[Component data from apps and pages]

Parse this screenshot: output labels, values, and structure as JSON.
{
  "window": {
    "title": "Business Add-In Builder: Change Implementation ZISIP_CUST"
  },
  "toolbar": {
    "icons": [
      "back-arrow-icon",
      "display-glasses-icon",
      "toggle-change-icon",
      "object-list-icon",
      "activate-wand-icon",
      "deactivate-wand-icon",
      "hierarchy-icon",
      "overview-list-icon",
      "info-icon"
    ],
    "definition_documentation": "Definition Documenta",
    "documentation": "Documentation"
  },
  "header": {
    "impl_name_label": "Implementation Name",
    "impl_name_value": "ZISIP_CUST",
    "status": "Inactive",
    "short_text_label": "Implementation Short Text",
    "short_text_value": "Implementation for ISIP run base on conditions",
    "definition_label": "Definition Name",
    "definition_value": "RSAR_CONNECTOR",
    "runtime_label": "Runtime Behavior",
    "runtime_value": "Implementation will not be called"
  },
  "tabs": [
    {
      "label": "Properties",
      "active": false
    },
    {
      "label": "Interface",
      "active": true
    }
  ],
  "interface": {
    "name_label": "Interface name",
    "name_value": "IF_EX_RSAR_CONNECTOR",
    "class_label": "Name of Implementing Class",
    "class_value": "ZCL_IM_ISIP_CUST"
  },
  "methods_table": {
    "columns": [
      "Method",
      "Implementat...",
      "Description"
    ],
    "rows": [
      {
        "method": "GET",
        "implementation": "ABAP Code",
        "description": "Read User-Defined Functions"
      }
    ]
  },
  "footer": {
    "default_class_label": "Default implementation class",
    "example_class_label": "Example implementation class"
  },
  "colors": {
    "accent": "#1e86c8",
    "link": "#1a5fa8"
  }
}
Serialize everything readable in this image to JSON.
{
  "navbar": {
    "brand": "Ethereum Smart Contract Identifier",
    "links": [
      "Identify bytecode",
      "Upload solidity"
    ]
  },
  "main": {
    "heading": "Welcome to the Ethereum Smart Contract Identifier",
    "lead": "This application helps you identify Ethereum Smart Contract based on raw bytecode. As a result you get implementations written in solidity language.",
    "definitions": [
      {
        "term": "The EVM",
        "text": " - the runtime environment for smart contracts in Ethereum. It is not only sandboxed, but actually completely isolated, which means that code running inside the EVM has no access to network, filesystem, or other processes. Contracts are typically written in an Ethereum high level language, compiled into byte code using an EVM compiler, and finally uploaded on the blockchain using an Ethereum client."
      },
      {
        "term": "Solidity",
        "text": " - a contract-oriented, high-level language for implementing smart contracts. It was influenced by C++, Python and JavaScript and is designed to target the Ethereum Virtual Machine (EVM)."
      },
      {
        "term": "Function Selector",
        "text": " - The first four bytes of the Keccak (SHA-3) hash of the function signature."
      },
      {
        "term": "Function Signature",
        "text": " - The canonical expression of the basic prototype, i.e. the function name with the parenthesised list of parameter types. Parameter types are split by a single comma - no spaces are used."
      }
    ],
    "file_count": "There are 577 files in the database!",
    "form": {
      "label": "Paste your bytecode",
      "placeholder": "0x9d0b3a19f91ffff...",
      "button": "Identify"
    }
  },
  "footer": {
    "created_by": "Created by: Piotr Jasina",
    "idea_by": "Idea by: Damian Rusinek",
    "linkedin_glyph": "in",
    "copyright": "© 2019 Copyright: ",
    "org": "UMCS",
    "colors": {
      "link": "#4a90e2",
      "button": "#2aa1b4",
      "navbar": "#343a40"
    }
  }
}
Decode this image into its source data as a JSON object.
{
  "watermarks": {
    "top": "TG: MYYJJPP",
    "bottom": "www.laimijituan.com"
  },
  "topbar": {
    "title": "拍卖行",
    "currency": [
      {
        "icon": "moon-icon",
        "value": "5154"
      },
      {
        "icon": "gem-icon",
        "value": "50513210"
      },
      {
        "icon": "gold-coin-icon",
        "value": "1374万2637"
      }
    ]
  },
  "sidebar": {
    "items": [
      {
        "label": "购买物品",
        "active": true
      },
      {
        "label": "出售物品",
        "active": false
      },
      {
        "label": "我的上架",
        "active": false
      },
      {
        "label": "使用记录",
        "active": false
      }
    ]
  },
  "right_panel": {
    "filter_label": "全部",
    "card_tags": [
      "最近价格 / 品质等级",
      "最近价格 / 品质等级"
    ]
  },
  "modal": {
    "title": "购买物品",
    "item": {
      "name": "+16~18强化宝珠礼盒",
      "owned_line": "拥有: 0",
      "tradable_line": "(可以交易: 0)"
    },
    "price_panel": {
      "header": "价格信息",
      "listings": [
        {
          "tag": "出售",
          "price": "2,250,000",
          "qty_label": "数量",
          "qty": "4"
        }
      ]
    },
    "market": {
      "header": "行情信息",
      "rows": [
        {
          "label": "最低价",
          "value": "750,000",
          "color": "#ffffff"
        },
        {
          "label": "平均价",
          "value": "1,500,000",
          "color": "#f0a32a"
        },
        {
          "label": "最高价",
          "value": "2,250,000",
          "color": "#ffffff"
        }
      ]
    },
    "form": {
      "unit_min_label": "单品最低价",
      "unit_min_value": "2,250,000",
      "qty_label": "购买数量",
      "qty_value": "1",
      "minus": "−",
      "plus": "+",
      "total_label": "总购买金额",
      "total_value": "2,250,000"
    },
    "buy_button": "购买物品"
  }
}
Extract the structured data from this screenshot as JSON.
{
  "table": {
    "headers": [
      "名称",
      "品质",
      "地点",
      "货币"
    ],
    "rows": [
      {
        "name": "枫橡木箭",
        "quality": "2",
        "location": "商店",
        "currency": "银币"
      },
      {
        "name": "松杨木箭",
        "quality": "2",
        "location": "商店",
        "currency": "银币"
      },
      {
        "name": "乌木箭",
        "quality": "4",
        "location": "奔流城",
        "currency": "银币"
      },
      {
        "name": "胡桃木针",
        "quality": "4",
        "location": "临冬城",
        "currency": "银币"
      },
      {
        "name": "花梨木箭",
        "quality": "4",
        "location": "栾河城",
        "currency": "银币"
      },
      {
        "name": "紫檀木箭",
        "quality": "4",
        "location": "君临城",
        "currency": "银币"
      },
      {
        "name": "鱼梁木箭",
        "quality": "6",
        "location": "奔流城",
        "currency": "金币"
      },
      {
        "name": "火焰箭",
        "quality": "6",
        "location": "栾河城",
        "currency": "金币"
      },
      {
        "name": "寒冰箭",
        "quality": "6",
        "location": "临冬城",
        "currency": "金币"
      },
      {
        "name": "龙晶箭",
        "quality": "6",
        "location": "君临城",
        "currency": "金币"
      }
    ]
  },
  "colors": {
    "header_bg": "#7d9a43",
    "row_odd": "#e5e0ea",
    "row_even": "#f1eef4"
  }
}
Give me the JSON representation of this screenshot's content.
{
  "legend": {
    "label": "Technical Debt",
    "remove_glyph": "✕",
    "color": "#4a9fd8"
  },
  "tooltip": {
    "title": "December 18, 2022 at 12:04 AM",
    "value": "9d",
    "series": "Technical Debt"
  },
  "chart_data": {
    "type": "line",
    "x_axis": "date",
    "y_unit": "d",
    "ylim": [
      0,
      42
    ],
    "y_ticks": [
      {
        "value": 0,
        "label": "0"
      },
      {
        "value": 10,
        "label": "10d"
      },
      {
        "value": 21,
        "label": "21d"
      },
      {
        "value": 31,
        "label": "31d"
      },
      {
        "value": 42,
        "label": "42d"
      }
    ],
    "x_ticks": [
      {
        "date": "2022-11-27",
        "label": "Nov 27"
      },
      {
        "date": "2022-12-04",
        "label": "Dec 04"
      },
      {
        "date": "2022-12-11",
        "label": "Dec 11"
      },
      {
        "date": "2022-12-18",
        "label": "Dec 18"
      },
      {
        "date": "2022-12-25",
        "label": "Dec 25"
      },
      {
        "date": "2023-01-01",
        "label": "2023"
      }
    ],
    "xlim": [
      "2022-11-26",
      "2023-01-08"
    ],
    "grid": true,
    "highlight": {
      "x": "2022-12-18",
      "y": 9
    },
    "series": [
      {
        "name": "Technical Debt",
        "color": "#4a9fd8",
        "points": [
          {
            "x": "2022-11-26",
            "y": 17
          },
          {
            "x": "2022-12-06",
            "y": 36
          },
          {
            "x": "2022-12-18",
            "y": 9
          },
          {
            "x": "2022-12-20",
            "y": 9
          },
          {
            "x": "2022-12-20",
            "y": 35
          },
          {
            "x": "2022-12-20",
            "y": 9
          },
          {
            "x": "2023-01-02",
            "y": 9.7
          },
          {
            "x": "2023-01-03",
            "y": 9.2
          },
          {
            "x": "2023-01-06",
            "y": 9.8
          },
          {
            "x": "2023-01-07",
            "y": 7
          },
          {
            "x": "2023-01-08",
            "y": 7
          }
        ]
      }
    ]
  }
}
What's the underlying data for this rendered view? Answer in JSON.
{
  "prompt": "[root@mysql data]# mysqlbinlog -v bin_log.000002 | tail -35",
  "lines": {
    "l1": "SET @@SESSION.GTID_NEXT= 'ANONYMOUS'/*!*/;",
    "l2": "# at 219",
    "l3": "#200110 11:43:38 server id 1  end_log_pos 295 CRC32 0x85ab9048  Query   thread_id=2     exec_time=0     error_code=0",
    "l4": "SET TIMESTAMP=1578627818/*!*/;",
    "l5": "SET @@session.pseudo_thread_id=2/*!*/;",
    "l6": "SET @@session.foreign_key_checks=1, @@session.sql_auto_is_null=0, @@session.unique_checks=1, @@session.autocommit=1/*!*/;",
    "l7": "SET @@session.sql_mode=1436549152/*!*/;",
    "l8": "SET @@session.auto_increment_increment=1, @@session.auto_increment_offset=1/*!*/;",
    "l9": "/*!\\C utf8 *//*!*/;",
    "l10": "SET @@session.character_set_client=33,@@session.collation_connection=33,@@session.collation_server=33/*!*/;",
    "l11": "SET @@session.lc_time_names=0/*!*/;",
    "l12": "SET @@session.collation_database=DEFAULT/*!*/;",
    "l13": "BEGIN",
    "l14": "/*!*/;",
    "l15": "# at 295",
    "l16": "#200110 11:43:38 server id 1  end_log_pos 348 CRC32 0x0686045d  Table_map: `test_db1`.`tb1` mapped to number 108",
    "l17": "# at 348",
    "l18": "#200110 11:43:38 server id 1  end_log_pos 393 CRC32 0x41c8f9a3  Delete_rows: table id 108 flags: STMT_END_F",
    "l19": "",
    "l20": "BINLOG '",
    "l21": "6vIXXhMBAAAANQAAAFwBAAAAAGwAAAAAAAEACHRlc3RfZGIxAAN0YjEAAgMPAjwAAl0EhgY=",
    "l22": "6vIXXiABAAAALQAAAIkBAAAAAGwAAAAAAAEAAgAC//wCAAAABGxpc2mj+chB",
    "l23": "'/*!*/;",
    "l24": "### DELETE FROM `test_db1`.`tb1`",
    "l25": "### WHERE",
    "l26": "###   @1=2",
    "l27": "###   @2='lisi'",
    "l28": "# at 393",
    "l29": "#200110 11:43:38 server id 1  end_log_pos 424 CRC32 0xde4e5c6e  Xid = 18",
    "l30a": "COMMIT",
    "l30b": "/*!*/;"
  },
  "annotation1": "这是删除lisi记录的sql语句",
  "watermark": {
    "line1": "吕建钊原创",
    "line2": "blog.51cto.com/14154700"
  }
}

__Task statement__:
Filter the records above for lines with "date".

__Solved problem__:
    "x_axis": "date",
        "date": "2022-11-27",
        "date": "2022-12-04",
        "date": "2022-12-11",
        "date": "2022-12-18",
        "date": "2022-12-25",
        "date": "2023-01-01",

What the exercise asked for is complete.